It's true that within a few weeks of starting my apprenticeship my hands were stained black, with slow-healing sores opening up between the fingers, and the crusts of tired eczema aggravated by the incessant and optimistically futile scrub of soap. I was known for leaving behind dark smudges around light switches. But she hadn't seemed to mind my leaving soft fingerprints on her.
“D’you think there’s any language that's got sufficient words for all the different kinds of love? Like the Inuit and all their words for snow?”
I took a tray of ice cubes from the freezer, held her wrists behind her back with my right hand, and tipped the frozen cubes down the front of her warm and crumpled shirt.
And then? And then.
I won't detail the cruel and gradual tilt apart, increasing degree by degree up over the years, sliding us into roles and positions neither could recognise ourselves in. Mutually check-mated. What better way to tip the chessboard than start playing with somebody else.
The day she left her computer on and Gmail logged in the first grass fires of the season were reported in the north of Victoria, and the Bureau of Meteorology was predicting yet another “hottest summer on record.” I could only read the top three messages from him and her responses before logging off.
I hadn't even thought to ask for any somebody else's email address.
I grabbed my own laptop and opened a new browser. Google: jobs antarctica.

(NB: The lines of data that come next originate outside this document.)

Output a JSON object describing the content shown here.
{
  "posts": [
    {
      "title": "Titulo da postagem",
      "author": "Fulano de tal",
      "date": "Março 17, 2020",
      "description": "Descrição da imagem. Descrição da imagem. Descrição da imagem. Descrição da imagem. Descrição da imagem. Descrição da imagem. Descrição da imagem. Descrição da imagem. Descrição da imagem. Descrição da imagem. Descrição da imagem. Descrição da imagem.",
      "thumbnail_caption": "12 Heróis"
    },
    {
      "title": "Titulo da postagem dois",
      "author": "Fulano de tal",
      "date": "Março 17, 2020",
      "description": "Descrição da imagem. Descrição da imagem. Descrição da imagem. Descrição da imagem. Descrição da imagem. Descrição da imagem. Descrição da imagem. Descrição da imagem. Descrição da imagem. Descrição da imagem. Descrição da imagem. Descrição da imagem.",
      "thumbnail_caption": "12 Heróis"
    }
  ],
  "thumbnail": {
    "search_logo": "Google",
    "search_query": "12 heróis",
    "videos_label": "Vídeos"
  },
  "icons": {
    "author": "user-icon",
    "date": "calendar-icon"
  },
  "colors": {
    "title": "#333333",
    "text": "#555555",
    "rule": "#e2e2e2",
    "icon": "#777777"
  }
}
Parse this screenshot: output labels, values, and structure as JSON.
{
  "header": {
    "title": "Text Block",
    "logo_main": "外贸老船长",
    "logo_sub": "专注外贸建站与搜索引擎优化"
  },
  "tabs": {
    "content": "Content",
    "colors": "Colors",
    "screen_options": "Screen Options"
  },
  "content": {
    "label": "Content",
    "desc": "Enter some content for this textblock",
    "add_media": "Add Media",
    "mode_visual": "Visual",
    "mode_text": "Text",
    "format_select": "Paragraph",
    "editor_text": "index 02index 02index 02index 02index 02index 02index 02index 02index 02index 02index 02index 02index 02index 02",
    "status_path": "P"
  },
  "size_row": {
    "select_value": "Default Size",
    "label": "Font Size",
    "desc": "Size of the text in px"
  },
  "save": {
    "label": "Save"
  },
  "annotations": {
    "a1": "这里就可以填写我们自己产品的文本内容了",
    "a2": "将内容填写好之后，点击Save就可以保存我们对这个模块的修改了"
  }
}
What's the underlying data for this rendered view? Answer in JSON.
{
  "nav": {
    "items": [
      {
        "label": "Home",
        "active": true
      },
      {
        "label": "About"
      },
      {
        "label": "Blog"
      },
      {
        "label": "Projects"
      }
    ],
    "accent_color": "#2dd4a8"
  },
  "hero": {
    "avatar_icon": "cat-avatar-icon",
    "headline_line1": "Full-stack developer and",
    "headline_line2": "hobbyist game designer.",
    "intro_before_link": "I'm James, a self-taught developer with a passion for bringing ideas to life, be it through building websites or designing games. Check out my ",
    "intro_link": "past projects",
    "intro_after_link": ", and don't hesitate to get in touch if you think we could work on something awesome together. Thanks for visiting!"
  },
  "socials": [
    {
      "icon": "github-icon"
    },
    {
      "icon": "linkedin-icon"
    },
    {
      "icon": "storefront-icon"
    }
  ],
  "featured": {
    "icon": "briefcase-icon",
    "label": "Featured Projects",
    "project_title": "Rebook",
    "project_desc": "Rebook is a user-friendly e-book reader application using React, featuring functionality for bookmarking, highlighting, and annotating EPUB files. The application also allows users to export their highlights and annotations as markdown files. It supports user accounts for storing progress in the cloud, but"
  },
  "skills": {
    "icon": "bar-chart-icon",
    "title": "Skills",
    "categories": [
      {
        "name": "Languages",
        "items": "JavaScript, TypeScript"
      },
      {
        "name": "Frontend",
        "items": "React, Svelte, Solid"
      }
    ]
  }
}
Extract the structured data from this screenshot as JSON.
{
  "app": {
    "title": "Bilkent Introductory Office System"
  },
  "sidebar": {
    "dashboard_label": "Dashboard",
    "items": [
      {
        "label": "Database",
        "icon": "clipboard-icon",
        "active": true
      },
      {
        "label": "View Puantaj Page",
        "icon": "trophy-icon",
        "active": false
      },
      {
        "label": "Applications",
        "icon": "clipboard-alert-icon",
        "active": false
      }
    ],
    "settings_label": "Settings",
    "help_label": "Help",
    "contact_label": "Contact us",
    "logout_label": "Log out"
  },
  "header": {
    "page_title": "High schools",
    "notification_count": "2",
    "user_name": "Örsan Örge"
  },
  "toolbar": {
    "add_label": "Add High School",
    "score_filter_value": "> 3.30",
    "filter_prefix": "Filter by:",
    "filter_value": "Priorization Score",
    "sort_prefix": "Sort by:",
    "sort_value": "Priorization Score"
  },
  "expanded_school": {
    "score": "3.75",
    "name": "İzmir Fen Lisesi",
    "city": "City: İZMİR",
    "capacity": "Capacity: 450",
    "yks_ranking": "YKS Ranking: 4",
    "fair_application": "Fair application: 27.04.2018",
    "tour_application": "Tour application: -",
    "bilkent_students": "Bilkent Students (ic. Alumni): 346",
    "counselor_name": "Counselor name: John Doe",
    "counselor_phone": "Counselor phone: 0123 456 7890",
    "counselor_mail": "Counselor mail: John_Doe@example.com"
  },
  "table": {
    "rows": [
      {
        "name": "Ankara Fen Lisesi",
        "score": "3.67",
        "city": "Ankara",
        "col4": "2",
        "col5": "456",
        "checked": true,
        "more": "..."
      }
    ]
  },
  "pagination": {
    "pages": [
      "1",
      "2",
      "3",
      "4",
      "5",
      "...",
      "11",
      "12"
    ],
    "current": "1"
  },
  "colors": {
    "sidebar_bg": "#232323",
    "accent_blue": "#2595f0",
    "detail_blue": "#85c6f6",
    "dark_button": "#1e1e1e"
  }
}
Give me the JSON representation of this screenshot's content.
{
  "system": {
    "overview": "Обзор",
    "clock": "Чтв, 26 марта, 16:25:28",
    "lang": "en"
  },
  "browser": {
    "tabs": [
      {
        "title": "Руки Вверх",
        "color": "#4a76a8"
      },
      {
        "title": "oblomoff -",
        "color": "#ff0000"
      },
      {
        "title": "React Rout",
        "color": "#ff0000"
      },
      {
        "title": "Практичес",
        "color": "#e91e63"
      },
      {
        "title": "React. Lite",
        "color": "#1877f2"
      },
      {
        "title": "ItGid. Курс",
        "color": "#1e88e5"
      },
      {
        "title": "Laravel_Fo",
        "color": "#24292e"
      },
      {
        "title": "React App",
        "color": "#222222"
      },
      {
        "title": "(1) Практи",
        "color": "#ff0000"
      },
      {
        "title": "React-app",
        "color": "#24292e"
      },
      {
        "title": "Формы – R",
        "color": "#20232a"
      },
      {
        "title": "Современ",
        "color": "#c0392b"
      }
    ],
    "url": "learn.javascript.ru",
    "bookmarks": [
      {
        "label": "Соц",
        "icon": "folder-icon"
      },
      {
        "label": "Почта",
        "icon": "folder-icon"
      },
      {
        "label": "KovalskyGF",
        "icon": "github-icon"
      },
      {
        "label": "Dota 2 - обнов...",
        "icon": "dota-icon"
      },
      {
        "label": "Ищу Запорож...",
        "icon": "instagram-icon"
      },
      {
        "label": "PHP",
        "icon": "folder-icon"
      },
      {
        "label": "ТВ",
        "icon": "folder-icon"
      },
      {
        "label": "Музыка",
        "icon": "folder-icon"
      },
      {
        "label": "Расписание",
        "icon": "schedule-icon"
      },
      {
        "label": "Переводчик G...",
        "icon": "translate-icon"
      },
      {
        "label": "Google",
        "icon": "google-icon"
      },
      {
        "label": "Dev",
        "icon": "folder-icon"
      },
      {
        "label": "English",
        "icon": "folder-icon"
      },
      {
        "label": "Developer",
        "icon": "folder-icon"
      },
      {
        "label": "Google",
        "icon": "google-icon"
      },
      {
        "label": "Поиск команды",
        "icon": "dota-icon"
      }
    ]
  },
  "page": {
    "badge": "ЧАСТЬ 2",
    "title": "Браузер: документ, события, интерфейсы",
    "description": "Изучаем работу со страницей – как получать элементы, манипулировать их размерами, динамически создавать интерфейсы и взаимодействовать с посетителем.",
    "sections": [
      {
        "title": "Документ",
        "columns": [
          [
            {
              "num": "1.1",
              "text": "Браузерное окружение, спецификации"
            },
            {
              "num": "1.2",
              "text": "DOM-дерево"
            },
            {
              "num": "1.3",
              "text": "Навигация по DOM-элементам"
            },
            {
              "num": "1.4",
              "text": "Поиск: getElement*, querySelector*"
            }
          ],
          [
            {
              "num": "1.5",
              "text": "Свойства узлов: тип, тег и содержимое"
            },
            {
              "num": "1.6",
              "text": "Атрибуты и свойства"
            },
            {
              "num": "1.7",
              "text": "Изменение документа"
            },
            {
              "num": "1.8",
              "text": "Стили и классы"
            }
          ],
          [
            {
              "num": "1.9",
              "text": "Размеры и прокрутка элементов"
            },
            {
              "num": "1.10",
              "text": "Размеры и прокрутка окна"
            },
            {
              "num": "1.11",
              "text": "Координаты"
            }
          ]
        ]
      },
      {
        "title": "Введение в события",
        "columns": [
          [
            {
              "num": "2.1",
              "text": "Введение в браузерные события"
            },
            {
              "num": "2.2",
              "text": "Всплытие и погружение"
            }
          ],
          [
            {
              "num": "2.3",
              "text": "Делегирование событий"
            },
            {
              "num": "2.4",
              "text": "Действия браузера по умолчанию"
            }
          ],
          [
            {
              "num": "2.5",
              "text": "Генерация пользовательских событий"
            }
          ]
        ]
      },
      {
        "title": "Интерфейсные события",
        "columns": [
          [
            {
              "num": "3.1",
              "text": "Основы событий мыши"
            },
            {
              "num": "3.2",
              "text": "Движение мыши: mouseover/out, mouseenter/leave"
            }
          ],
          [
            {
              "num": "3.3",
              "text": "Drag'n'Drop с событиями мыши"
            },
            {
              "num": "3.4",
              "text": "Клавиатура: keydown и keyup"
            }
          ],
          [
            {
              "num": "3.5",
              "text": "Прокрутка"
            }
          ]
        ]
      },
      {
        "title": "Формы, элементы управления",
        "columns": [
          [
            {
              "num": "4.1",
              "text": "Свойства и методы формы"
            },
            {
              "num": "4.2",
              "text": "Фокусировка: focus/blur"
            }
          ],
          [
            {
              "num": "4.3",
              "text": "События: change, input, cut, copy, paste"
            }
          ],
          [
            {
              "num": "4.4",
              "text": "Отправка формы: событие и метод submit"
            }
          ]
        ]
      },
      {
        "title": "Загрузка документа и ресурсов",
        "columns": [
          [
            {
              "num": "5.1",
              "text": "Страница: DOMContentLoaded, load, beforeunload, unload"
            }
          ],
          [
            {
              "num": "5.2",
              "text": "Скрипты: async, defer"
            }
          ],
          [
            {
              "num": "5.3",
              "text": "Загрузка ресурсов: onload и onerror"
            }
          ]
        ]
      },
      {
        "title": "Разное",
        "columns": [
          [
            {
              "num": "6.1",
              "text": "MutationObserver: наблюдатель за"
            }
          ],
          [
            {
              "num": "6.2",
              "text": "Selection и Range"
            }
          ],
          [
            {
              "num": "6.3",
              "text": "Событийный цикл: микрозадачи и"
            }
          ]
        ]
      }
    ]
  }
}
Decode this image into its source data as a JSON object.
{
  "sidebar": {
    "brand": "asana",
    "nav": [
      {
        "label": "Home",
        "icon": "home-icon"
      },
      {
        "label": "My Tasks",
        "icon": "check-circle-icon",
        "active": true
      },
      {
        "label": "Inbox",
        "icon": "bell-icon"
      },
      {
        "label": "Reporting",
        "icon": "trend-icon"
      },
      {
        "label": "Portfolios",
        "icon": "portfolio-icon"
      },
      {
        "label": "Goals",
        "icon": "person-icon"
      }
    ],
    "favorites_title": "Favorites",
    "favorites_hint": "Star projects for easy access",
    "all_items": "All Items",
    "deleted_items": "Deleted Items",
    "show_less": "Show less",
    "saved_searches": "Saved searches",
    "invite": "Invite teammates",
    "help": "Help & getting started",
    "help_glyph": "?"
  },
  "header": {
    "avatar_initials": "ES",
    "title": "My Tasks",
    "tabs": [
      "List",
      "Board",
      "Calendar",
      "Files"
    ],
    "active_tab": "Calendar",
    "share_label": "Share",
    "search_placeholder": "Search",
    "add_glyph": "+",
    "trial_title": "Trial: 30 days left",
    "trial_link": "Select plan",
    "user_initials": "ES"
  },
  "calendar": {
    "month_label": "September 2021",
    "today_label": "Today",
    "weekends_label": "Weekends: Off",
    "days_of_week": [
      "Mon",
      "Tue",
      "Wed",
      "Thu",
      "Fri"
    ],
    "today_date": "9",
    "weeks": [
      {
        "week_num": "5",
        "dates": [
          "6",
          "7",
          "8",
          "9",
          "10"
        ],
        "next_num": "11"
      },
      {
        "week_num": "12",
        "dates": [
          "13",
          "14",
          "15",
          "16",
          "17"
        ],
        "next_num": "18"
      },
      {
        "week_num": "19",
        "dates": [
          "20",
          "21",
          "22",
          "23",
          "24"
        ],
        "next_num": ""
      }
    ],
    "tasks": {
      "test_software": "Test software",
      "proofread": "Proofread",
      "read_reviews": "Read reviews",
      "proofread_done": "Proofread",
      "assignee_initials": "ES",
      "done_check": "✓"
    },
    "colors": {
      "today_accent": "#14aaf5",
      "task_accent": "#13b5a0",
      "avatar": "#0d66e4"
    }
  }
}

My best mate and I had dropped out of high school together to be taken on as plumbing apprentices: petrol and beer money in exchange for bubonic hands. At some point during those early days of drain and dame laying I came across a profile piece in the NZ Plumber about a guy who'd done a 12 month stint at Scott Base. Back then I’d doubted that I'd ever become the kind of man who could survive the snow and ice and dawnless darkness of a polar night.